Nobody knows your business like you do. Accountant, carpenter, mechanic or engineer, it’s pretty hard to explain how you spend your day to someone not of your “work world.” I get a lot of that too.
I’m in real estate sales, and sales is a tough way to make a living. So is driving a truck, waiting tables, washing cars, and pulling the midnight shift working security—all jobs that I’ve worked in the past.
Every job was the same.
Every job has hard workers and slackers, phony kiss-ups and trusted allies, mentors and mental cases. I’ve had several bosses who fired me and we’re good friends to this day. Others, not so much.
The worst job has great days and the best job sometimes has gut-twisting, teeth-grinding, terrible days. And some jobs are pretty much 50-50, but you love it anyway… or need the insurance.
There’s a small but loud human contingency who think real estate is “easy money” and that those in this field don’t work too hard. This same voice might tell a CPA, “all you do is input a bunch of numbers, the computer does all the work!”
My business is just like any other—some can do it, some can’t. Some who do it are good, some not so good. Long-term success is nearly always attributed to hard work and solid business practices. There are no free rides and there is no easy money.

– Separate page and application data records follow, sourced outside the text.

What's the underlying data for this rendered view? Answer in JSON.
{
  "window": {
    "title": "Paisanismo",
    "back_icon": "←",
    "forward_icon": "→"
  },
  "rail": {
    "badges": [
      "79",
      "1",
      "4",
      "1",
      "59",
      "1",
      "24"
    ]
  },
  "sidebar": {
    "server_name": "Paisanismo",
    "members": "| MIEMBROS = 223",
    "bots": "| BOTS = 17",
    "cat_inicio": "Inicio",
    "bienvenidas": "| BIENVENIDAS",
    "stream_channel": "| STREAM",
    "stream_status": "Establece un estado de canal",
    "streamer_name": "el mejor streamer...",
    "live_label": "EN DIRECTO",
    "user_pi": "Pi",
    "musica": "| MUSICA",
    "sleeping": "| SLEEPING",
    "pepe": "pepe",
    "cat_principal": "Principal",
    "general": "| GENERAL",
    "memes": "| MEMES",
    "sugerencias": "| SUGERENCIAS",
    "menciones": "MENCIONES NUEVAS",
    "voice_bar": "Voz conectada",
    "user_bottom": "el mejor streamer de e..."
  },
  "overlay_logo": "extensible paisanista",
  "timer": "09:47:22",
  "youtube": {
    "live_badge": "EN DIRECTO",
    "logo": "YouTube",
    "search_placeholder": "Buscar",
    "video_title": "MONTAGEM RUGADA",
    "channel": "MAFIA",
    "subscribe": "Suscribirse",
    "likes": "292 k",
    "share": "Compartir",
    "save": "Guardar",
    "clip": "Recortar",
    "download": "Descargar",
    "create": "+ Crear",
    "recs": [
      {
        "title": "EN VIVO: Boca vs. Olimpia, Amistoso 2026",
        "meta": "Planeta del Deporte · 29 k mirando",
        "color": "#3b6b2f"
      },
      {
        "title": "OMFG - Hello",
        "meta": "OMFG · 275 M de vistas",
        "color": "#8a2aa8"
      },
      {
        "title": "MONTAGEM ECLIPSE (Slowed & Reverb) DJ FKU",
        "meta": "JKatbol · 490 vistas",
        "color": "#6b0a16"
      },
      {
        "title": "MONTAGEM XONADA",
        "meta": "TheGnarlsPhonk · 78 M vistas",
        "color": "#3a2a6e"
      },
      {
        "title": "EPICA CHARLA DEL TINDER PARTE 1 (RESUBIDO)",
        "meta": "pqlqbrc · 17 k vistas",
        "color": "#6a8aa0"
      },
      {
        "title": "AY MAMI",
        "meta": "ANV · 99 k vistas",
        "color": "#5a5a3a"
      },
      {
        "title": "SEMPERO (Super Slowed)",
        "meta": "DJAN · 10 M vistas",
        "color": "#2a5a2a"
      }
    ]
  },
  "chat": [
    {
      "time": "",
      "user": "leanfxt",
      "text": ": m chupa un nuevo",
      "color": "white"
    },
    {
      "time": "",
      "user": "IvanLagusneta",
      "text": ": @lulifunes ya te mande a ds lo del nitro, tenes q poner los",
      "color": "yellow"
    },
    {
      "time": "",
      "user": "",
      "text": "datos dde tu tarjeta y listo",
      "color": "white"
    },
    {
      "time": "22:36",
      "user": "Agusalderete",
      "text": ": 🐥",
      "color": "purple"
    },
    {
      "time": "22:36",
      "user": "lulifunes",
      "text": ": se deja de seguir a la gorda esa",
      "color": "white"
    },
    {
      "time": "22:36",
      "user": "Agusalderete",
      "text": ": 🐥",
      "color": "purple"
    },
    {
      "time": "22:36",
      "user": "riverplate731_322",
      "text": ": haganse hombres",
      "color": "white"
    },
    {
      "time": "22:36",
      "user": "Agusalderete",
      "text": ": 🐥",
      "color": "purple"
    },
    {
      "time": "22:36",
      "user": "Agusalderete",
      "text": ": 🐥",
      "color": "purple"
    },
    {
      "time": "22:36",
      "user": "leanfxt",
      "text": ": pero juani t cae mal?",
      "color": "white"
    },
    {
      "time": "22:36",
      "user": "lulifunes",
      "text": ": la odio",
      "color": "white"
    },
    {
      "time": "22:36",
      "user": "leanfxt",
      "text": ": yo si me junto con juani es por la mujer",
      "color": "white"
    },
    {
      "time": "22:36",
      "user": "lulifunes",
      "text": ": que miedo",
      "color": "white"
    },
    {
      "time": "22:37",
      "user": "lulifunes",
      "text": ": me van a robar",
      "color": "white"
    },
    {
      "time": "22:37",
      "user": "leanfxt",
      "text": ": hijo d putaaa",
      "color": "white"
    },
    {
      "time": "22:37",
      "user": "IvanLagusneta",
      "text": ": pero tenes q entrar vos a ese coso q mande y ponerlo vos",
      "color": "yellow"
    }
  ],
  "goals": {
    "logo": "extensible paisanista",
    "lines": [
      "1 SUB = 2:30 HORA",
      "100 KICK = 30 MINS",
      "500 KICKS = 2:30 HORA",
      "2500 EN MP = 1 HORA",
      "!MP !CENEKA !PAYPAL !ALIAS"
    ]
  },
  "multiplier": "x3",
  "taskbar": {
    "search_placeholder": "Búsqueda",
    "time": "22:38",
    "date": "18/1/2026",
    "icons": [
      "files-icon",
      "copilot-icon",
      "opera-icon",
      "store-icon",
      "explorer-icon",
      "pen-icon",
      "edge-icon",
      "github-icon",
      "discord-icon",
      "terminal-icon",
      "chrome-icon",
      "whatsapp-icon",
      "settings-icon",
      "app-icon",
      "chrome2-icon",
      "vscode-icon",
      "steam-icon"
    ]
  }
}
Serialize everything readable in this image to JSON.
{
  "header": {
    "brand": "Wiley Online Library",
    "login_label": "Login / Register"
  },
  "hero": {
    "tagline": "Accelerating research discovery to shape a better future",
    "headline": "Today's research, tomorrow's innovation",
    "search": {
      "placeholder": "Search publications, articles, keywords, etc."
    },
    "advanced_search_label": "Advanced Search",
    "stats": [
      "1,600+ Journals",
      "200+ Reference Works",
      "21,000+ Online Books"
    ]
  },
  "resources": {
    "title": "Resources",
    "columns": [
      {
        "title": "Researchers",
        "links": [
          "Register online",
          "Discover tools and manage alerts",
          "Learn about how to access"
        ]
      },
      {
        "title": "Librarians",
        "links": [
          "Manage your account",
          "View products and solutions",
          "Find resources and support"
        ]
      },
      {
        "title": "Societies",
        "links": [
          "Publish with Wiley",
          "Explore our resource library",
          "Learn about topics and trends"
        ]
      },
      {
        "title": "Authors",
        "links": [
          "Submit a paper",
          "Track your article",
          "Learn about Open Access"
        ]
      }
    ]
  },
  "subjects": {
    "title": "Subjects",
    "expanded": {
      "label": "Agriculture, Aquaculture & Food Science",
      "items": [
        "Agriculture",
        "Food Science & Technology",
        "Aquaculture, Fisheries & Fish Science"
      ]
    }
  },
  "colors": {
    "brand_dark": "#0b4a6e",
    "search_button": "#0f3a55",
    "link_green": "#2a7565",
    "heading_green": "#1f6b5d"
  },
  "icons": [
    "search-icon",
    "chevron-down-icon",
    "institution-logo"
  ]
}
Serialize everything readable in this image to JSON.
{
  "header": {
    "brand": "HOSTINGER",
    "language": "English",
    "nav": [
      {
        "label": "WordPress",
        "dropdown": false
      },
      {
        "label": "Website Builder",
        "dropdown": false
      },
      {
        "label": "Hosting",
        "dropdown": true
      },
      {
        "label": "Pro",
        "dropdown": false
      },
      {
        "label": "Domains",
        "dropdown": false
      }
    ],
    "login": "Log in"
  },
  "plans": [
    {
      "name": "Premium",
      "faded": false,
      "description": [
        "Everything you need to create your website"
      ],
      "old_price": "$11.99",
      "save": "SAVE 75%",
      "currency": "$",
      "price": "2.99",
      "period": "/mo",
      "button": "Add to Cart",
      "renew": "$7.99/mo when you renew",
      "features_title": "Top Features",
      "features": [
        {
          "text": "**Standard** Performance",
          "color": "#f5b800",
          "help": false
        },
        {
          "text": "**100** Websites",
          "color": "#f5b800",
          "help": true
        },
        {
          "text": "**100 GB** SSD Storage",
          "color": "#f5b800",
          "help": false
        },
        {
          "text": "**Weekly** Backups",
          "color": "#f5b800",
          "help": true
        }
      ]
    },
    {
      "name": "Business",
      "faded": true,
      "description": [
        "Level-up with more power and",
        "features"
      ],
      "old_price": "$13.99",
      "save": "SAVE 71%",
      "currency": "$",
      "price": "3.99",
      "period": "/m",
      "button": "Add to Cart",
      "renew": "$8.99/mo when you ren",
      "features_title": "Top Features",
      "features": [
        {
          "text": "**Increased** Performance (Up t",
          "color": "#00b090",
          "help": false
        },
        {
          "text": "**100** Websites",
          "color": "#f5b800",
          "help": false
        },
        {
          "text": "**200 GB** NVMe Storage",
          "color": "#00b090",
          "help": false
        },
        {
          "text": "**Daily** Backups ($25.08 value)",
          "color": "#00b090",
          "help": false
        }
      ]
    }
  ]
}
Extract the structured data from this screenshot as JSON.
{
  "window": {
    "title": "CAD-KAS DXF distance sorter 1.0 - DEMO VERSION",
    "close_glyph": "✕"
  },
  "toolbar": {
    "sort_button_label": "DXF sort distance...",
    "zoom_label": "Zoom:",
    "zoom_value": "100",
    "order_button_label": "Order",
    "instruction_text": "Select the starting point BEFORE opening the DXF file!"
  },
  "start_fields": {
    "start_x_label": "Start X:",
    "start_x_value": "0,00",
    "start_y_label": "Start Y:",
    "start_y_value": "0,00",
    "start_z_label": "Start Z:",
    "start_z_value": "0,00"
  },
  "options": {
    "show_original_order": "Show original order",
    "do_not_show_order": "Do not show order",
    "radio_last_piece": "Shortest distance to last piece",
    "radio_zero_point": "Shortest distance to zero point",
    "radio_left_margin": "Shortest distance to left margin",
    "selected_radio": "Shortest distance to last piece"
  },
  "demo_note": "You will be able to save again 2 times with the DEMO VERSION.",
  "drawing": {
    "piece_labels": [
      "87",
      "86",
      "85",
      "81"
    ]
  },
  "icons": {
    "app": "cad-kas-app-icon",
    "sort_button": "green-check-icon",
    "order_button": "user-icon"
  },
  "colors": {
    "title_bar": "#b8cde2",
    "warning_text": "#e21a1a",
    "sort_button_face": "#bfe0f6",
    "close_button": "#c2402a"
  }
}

What I do now is a lot like when I was waiting tables. People are touchy when it comes to their food and their home. If you’re attentive, know the menu, treat everyone with respect and fairness, and don’t rush the entree, it’s usually reflected in the heft of the gratuity… unless when it’s not because the kitchen ran out of the special and the busboy dumped an appetizer and the customer got drunk…
Those food workers have it so easy.